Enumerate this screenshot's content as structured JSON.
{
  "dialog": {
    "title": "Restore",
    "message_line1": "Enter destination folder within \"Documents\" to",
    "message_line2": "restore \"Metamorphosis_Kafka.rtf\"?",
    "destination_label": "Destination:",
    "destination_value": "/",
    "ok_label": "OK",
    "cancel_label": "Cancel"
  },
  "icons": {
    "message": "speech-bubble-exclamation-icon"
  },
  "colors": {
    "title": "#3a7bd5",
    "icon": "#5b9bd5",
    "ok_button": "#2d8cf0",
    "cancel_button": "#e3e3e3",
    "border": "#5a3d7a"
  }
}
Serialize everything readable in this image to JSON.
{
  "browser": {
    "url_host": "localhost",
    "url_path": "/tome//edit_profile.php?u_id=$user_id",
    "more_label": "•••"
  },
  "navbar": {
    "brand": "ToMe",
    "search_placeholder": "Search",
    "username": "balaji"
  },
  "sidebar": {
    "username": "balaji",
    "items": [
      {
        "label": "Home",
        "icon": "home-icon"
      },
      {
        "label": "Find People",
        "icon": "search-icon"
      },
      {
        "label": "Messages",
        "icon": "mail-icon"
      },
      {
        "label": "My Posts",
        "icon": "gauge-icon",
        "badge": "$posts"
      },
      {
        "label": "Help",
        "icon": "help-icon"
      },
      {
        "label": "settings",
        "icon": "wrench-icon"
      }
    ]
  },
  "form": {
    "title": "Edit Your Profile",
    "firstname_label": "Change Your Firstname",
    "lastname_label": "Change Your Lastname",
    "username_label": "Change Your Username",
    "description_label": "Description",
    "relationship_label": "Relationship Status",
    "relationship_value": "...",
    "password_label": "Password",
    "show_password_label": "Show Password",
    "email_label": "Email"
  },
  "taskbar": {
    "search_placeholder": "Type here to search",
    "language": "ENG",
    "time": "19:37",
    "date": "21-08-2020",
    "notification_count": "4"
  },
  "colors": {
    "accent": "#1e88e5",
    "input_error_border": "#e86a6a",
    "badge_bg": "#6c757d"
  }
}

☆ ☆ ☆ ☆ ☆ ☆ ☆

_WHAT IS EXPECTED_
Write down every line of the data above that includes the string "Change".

_ANSWER BOX_
    "firstname_label": "Change Your Firstname",
    "lastname_label": "Change Your Lastname",
    "username_label": "Change Your Username",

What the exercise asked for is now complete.